Editor, writer, and creative living in Brooklyn.


People in strange plumage.

I spent as much of this first sort-of-summer weekend as I could outside in the park, on long walks or—at the very least—with the windows wide open, white curtains billowing. After a long winter of hibernation (which the whole city buys into), it's funny to witness an almost desperate mass grasp for green space and fresh air. 

In his Paris Review interview, E.B. White explained: 

It's true that you have to look a bit harder for "nature" in New York, but it really isn't too hard to find: a ladybug crawled out of my bag of farmer's market spinach and onto my hand on Saturday morning (lucky!); my shoulders (and one thigh, of course) are pink with sun; the wind blew so strongly that we couldn't keep candles lit, and when I got in the shower last night, I had both grass and sand on the bottom of my feet. 

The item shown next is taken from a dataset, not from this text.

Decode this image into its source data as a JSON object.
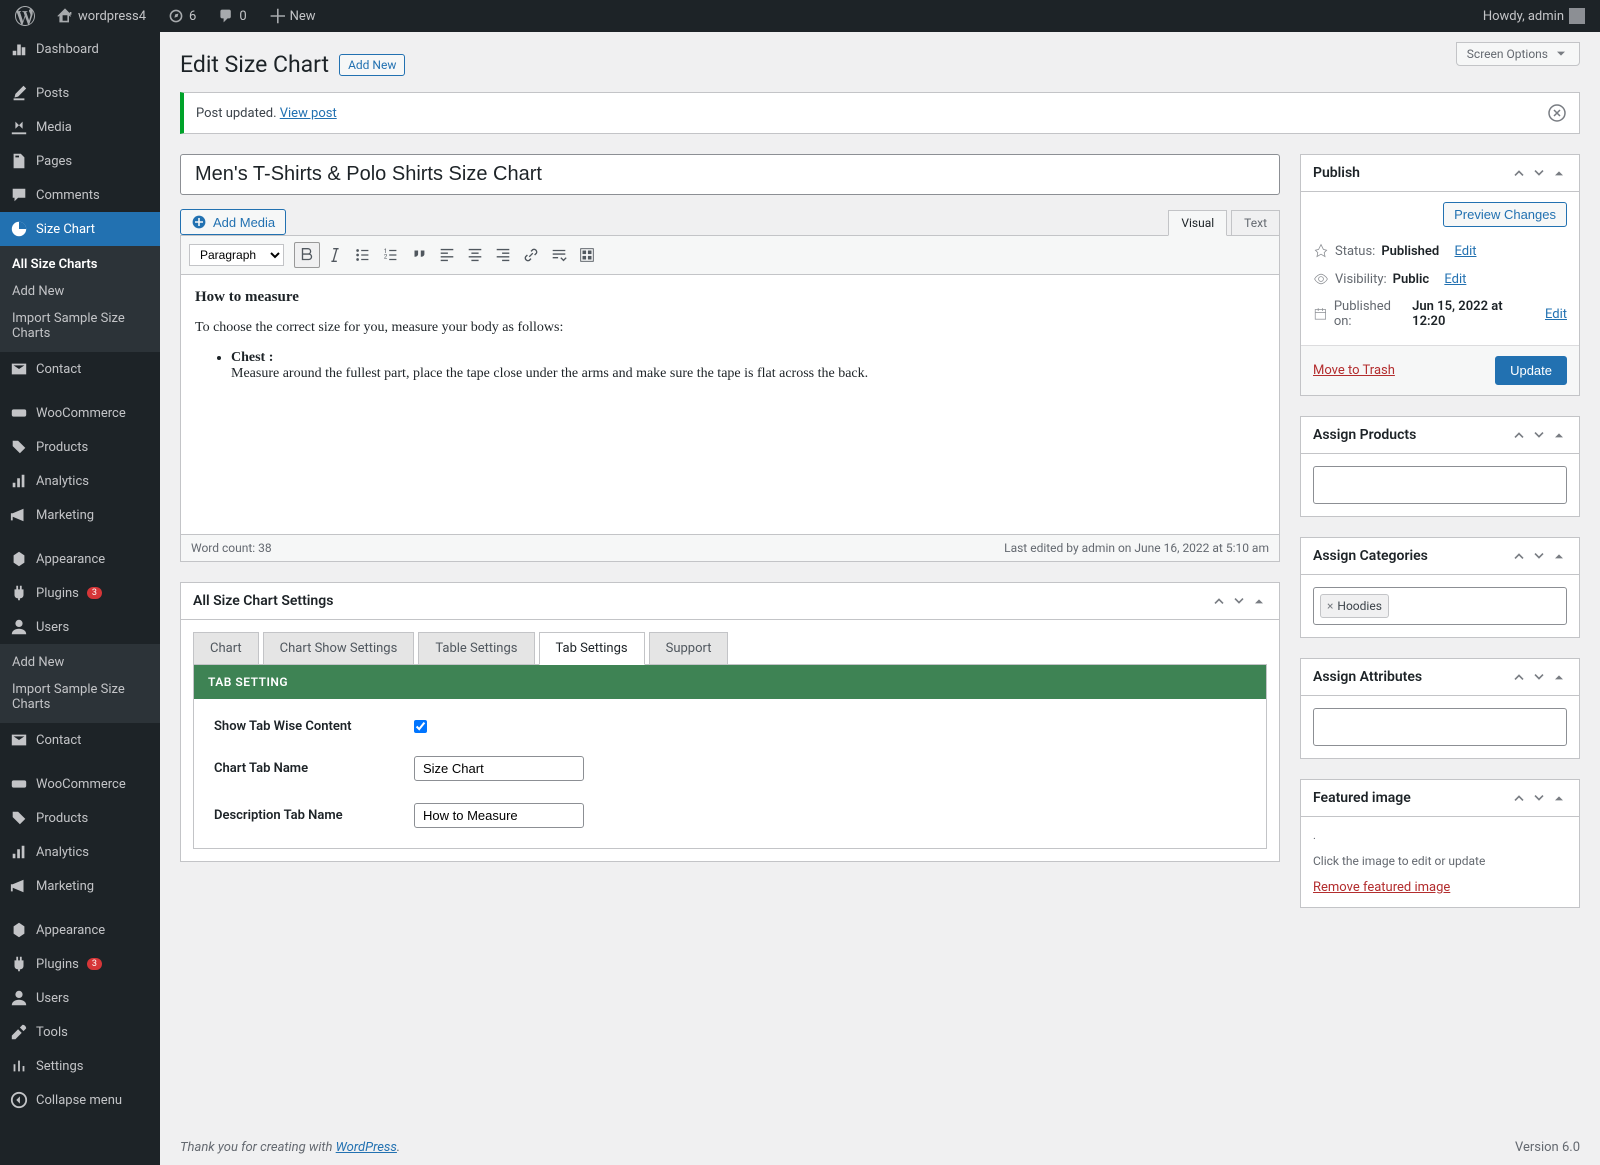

With his keen eye for it, E.B. White knows this even better than I do. And that's one of the reasons I return to his collection of essays every summer—when the city is greenest, most alive—and White knows how to say it best.